Godzilla 2000 / B1 / Japan

12.01.15

Poster Poster
Title
Godzilla 2000
AKA
Gojira ni-sen mireniamu (Japan) | Godzilla 2000: Millennium (alt. longer title)
Year of Film
1999
Director
Takao Okawara
Starring
Takehiro Murata, Hiroshi Abe, Naomi Nishida, Mayu Suzuki, Shirô Sano
Origin of Film
Japan
Genre(s) of Film
Takehiro Murata, Hiroshi Abe, Naomi Nishida, Mayu Suzuki, Shirô Sano,
Type of Poster
B1
Style of Poster
--
Origin of Poster
Japan
Year of Poster
1999
Designer
Unknown
Artist
--
Size (inches)
28 11/16" x 40.5"
SS or DS
SS
Tagline
--

This is the Japanese B1 for the release of Godzilla 2000, the twenty-third film in the series featuring the King of the Kaiju (giant monsters). The film was also the first release in the third generation of Godzilla films, which is known as the Millennium Series. Studio Toho decided the film would be a reboot meaning it had no continuity with earlier films in the series, except for the 1954 original.

Set in 1999, we learn that Japan has suffered other Godzilla attacks since the 1950s and the Godzilla Prediction Network (GPN) was formed in response by scientists who aim to predict his next landfall. In 1999 he appears at the same time as the Crisis Control Intelligence (CCI) find a mysterious rock-like object at the bottom of the Japan Trench which takes off during an operation to salvage it. Godzilla follows and is blasted by the object causing him to retreat, but not before his atomic breath causes the rock to break open revealing an unusual blue alien craft.

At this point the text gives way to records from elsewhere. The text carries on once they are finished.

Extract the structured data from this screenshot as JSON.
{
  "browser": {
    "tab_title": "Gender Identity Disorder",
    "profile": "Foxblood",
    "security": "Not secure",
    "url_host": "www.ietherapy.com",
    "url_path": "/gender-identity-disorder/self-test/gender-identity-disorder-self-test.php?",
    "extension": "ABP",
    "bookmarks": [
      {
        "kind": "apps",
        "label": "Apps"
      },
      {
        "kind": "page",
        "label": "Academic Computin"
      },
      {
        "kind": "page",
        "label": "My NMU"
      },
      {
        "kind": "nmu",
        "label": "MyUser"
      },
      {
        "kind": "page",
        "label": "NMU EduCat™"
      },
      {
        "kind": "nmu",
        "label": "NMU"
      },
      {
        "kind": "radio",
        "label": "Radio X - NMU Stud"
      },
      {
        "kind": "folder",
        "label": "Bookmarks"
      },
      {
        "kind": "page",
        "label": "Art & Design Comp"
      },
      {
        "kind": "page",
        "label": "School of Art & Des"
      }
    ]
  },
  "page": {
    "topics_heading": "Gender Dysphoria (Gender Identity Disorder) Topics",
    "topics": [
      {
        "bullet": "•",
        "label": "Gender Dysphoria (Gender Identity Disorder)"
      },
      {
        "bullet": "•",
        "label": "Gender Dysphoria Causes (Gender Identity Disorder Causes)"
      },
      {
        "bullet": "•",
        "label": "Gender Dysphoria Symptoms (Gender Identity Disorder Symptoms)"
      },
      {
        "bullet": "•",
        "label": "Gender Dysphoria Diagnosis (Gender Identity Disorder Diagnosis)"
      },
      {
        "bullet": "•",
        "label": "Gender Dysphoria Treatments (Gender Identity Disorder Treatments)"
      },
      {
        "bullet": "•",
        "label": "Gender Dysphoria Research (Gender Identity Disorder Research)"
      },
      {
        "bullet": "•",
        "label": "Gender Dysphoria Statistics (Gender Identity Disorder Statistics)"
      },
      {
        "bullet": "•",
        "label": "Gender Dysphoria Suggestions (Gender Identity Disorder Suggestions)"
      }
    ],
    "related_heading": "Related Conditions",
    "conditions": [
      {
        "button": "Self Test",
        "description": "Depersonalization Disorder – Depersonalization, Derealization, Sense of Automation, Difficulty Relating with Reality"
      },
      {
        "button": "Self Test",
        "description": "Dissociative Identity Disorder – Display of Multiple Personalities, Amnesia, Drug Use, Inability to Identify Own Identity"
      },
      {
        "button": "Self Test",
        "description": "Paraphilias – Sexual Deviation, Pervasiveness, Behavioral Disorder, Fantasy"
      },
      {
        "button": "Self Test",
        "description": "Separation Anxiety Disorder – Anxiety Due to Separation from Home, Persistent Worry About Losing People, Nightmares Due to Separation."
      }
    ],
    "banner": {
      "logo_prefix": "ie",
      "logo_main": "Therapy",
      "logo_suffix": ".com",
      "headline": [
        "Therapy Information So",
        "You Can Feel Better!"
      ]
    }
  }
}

The craft flies to Tokyo and begins to download information from the city’s computer network as the aliens try to discover more about Godzilla’s regenerative properties, named by the GPN scientists as Regenerator G1. When Big G arrives and once again attacks the craft, the aliens steal some of his DNA during the battle and use it to attempt to reform themselves as a giant Millennian. Unfortunately Earth’s atmosphere is different to their own and the creature mutates into the hideous gigantic Orga and begins a final battle with Godzilla.

The film featured a new design of for the famous beast with a notably meaner looking face and large scales on his back, replacing the tired costume used for previous films in the series. Godzilla 2000’s relative success at the Japanese box-office saw Columbia Tristar decide to release the film in the US (the last Japanese Godzilla film to get a cinema release was Godzilla 1985). The distributor decided to edit the film for pacing reasons and removed about 8 minutes from its running time, whilst also completely re-editing the sound design and also injecting quite a bit of humour into the dubbed script. Unfortunately, poor box-office receipts meant that future entries in the Millennium series were released straight to DVD in the States.

The trailer for the US release can be viewed on YouTube.